**Records for processing**:
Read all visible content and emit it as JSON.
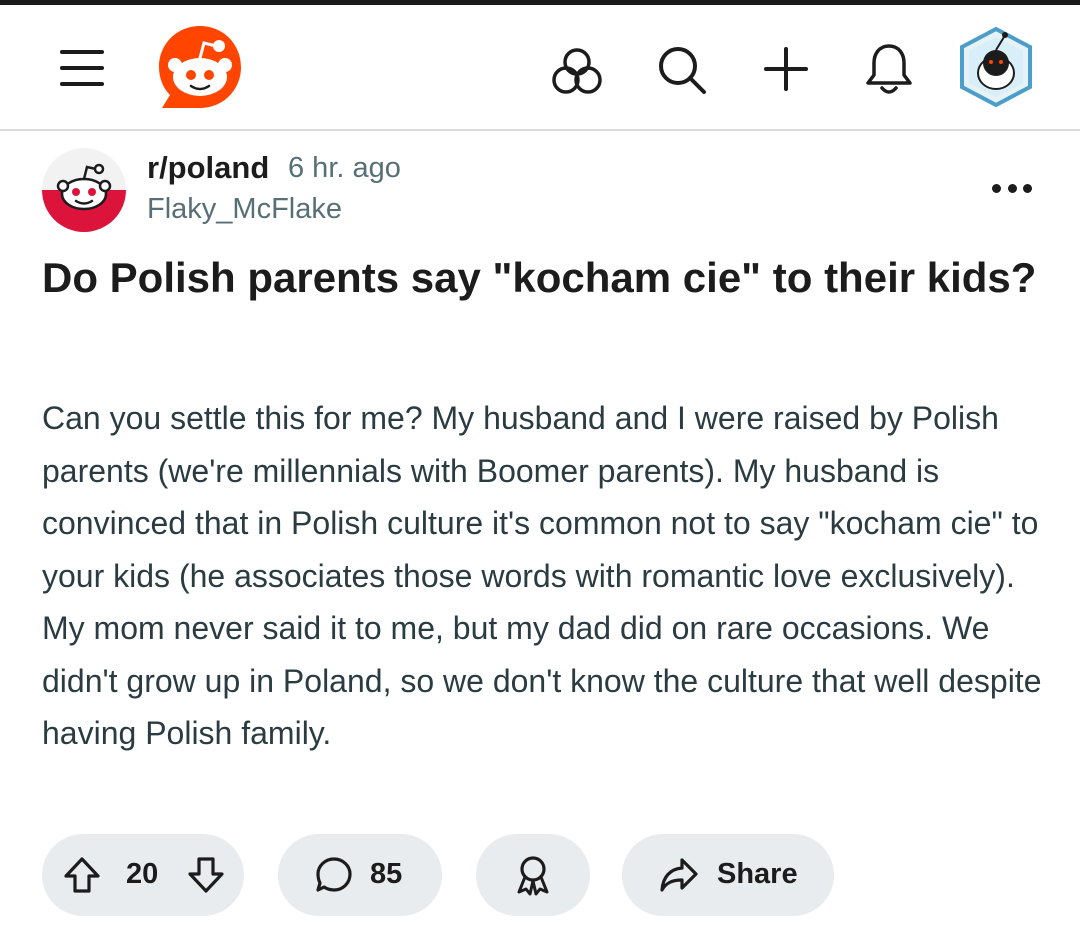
{
  "post": {
    "subreddit": "r/poland",
    "time": "6 hr. ago",
    "author": "Flaky_McFlake",
    "title": "Do Polish parents say \"kocham cie\" to their kids?",
    "body": "Can you settle this for me? My husband and I were raised by Polish parents (we're millennials with Boomer parents). My husband is convinced that in Polish culture it's common not to say \"kocham cie\" to your kids (he associates those words with romantic love exclusively). My mom never said it to me, but my dad did on rare occasions. We didn't grow up in Poland, so we don't know the culture that well despite having Polish family."
  },
  "actions": {
    "votes": "20",
    "comments": "85",
    "share_label": "Share"
  },
  "icons": {
    "menu": "hamburger-menu-icon",
    "logo": "reddit-logo-icon",
    "communities": "communities-icon",
    "search": "search-icon",
    "create": "plus-icon",
    "notifications": "bell-icon",
    "avatar": "user-avatar",
    "more": "more-options-icon",
    "upvote": "upvote-arrow-icon",
    "downvote": "downvote-arrow-icon",
    "comment": "comment-bubble-icon",
    "award": "award-icon",
    "share": "share-arrow-icon"
  },
  "colors": {
    "brand": "#FF4500",
    "text": "#1C1C1C",
    "muted": "#576F76",
    "pill": "#E8ECEE"
  }
}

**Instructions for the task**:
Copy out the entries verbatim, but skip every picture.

**Answer to the problem**:
Read all visible content and emit it as JSON.
{
  "post": {
    "subreddit": "r/poland",
    "time": "6 hr. ago",
    "author": "Flaky_McFlake",
    "title": "Do Polish parents say \"kocham cie\" to their kids?",
    "body": "Can you settle this for me? My husband and I were raised by Polish parents (we're millennials with Boomer parents). My husband is convinced that in Polish culture it's common not to say \"kocham cie\" to your kids (he associates those words with romantic love exclusively). My mom never said it to me, but my dad did on rare occasions. We didn't grow up in Poland, so we don't know the culture that well despite having Polish family."
  },
  "actions": {
    "votes": "20",
    "comments": "85",
    "share_label": "Share"
  },
  "icons": {
    "menu": "hamburger-menu-icon",
    "logo": "reddit-logo-icon",
    "communities": "communities-icon",
    "search": "search-icon",
    "create": "plus-icon",
    "notifications": "bell-icon",
    "avatar": "user-avatar",
    "more": "more-options-icon",
    "upvote": "upvote-arrow-icon",
    "downvote": "downvote-arrow-icon",
    "comment": "comment-bubble-icon",
    "award": "award-icon",
    "share": "share-arrow-icon"
  },
  "colors": {
    "brand": "#FF4500",
    "text": "#1C1C1C",
    "muted": "#576F76",
    "pill": "#E8ECEE"
  }
}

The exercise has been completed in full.